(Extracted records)
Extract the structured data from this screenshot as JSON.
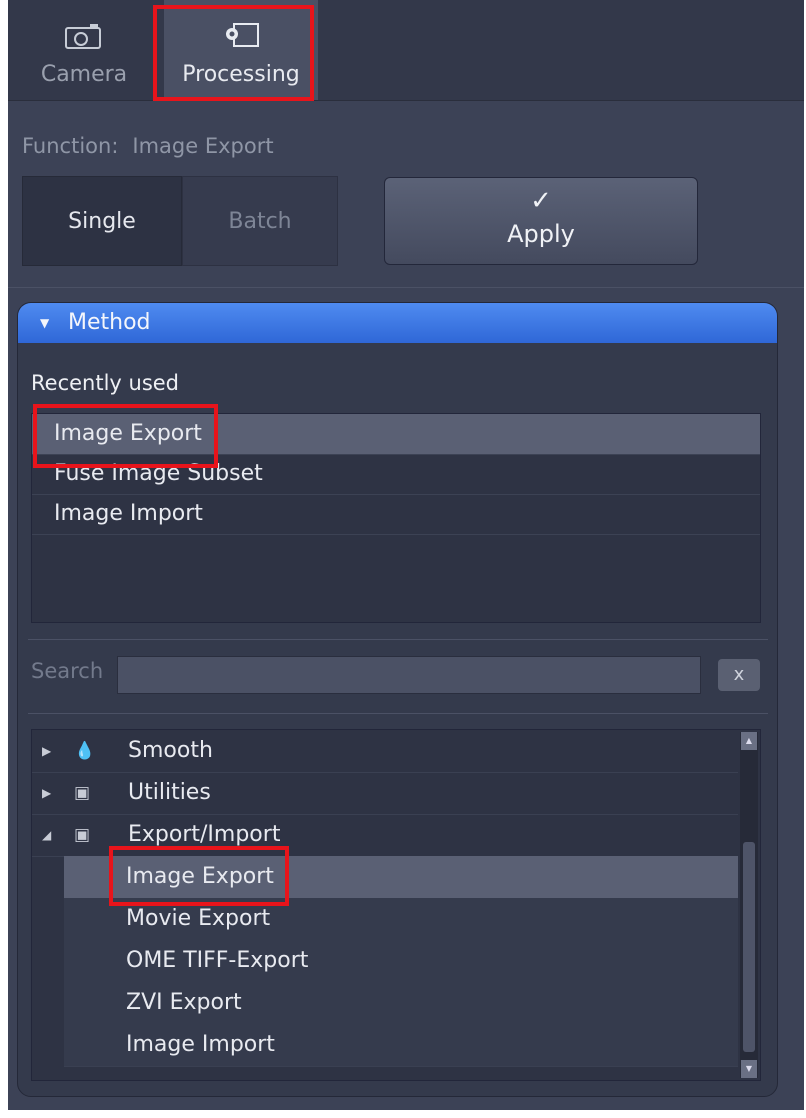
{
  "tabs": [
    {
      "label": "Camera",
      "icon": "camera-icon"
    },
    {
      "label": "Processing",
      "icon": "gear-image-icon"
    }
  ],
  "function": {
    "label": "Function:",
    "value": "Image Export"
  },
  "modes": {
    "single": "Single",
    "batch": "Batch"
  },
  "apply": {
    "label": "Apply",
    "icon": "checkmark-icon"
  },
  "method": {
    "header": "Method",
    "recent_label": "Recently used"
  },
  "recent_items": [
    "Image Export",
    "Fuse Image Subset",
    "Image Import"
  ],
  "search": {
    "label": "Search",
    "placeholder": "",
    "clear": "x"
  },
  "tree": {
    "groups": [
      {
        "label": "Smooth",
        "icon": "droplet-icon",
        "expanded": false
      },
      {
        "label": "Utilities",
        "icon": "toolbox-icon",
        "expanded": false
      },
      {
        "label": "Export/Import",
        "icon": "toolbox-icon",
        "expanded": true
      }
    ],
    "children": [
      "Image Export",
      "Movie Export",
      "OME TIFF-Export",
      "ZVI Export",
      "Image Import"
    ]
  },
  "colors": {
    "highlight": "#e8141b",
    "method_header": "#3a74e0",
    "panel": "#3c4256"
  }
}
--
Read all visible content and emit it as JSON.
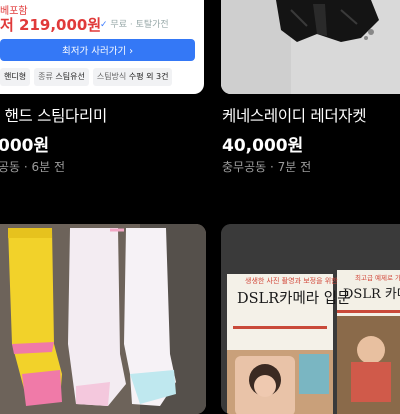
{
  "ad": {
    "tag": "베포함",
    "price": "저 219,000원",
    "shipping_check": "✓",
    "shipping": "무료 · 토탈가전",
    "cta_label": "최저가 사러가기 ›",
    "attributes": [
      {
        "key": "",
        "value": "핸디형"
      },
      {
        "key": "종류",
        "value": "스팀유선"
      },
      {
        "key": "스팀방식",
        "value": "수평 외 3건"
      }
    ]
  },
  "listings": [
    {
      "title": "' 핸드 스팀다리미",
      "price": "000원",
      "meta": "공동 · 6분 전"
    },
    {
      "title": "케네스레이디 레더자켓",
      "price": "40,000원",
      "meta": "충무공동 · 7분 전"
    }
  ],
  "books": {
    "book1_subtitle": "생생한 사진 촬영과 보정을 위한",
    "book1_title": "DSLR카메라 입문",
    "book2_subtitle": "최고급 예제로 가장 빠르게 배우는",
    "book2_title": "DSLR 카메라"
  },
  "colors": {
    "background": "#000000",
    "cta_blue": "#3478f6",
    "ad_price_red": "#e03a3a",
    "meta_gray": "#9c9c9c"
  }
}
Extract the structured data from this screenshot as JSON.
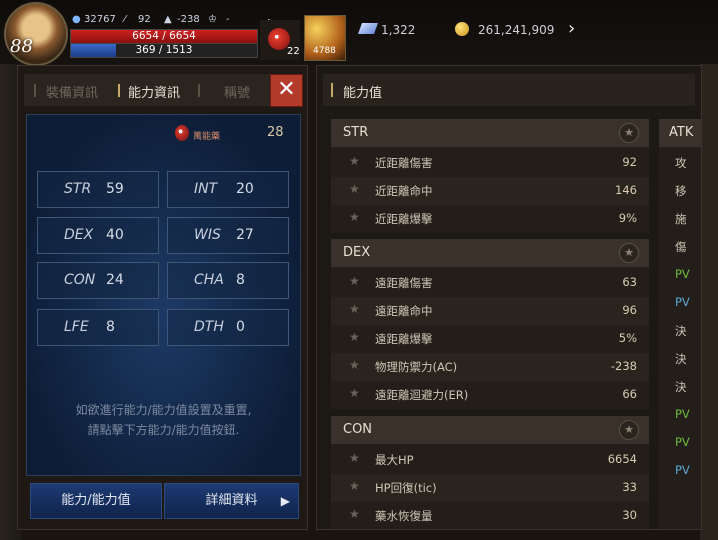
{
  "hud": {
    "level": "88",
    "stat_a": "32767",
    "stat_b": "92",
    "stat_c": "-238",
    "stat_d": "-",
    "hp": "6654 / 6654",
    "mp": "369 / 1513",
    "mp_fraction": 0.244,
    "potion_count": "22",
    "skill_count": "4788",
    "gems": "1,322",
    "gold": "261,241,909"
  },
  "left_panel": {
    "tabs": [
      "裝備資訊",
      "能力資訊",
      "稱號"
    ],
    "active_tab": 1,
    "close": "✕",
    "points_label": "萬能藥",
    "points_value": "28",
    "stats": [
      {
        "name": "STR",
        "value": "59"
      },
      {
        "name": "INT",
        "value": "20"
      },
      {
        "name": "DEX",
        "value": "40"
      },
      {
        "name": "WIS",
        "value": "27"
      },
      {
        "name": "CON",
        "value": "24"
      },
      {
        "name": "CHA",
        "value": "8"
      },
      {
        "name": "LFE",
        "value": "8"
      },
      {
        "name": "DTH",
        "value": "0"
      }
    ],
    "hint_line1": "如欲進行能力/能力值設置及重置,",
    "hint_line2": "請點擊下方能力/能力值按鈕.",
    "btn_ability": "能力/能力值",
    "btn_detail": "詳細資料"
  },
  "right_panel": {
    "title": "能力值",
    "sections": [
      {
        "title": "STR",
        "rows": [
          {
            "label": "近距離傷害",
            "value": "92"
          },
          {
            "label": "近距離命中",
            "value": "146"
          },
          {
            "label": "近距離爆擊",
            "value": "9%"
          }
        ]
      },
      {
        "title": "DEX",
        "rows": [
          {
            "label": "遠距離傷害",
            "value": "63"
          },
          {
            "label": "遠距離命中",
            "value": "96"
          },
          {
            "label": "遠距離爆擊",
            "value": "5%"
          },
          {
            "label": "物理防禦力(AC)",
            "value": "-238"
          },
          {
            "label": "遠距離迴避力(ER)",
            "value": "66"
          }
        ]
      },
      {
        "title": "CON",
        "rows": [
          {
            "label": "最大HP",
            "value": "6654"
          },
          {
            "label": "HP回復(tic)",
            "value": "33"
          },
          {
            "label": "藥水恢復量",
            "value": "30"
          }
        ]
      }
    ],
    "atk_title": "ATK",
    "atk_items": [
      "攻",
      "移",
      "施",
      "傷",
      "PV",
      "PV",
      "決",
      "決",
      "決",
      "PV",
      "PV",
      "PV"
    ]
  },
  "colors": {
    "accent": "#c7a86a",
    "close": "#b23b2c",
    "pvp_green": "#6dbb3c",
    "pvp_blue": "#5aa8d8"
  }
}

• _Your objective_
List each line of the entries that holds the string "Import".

• _Your response_
    "Image Import"
        "label": "Export/Import",
      "Image Import"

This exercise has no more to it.